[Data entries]
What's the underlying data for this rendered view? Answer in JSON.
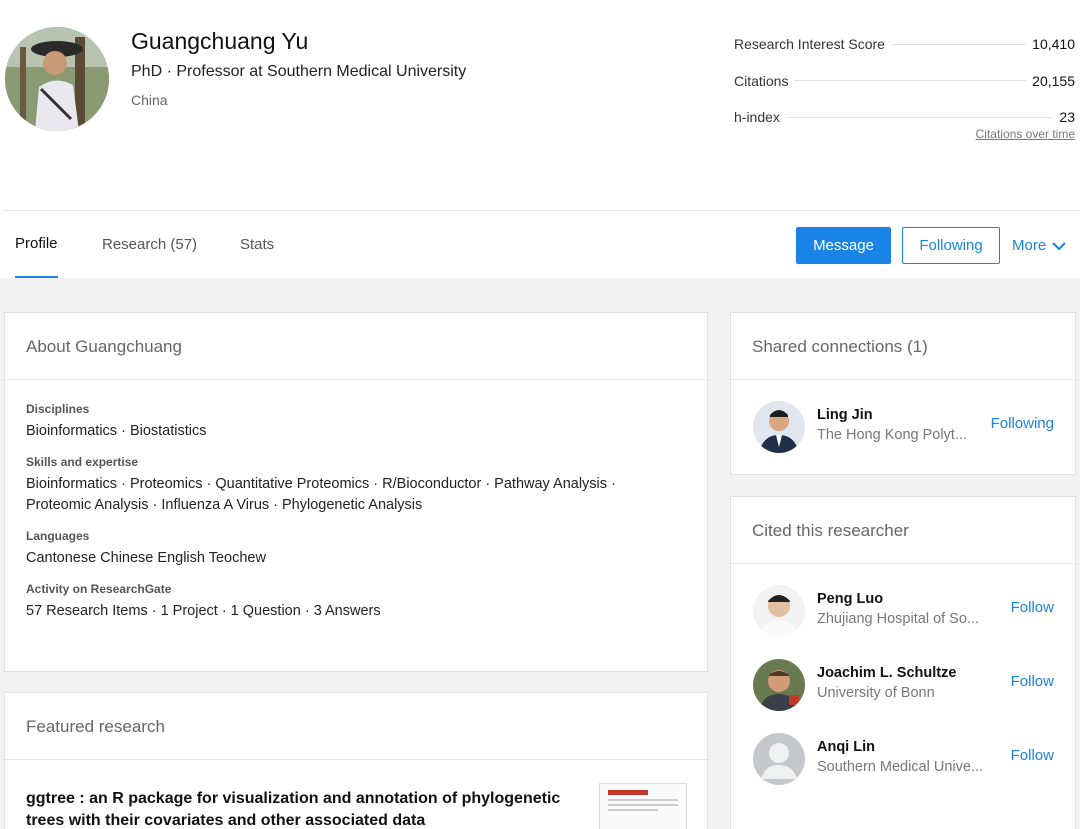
{
  "profile": {
    "name": "Guangchuang Yu",
    "title": "PhD · Professor at Southern Medical University",
    "country": "China"
  },
  "stats": {
    "items": [
      {
        "label": "Research Interest Score",
        "value": "10,410"
      },
      {
        "label": "Citations",
        "value": "20,155"
      },
      {
        "label": "h-index",
        "value": "23"
      }
    ],
    "citations_link": "Citations over time"
  },
  "nav": {
    "tabs": [
      {
        "label": "Profile"
      },
      {
        "label": "Research (57)"
      },
      {
        "label": "Stats"
      }
    ],
    "message_label": "Message",
    "following_label": "Following",
    "more_label": "More"
  },
  "about": {
    "heading": "About Guangchuang",
    "sections": [
      {
        "label": "Disciplines",
        "value": "Bioinformatics · Biostatistics"
      },
      {
        "label": "Skills and expertise",
        "value": "Bioinformatics · Proteomics · Quantitative Proteomics · R/Bioconductor · Pathway Analysis · Proteomic Analysis · Influenza A Virus · Phylogenetic Analysis"
      },
      {
        "label": "Languages",
        "value": "Cantonese Chinese English Teochew"
      },
      {
        "label": "Activity on ResearchGate",
        "value": "57 Research Items · 1 Project · 1 Question · 3 Answers"
      }
    ]
  },
  "featured": {
    "heading": "Featured research",
    "title": "ggtree : an R package for visualization and annotation of phylogenetic trees with their covariates and other associated data"
  },
  "shared": {
    "heading": "Shared connections (1)",
    "people": [
      {
        "name": "Ling Jin",
        "affiliation": "The Hong Kong Polyt...",
        "action": "Following"
      }
    ]
  },
  "cited": {
    "heading": "Cited this researcher",
    "people": [
      {
        "name": "Peng Luo",
        "affiliation": "Zhujiang Hospital of So...",
        "action": "Follow"
      },
      {
        "name": "Joachim L. Schultze",
        "affiliation": "University of Bonn",
        "action": "Follow"
      },
      {
        "name": "Anqi Lin",
        "affiliation": "Southern Medical Unive...",
        "action": "Follow"
      }
    ]
  },
  "colors": {
    "accent": "#1a83e6",
    "page_bg": "#f2f2f2"
  }
}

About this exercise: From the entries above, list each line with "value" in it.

Result of this task:
        "value": "10,410"
        "value": "20,155"
        "value": "23"
        "value": "Bioinformatics · Biostatistics"
        "value": "Bioinformatics · Proteomics · Quantitative Proteomics · R/Bioconductor · Pathway Analysis · Proteomic Analysis · Influenza A Virus · Phylogenetic Analysis"
        "value": "Cantonese Chinese English Teochew"
        "value": "57 Research Items · 1 Project · 1 Question · 3 Answers"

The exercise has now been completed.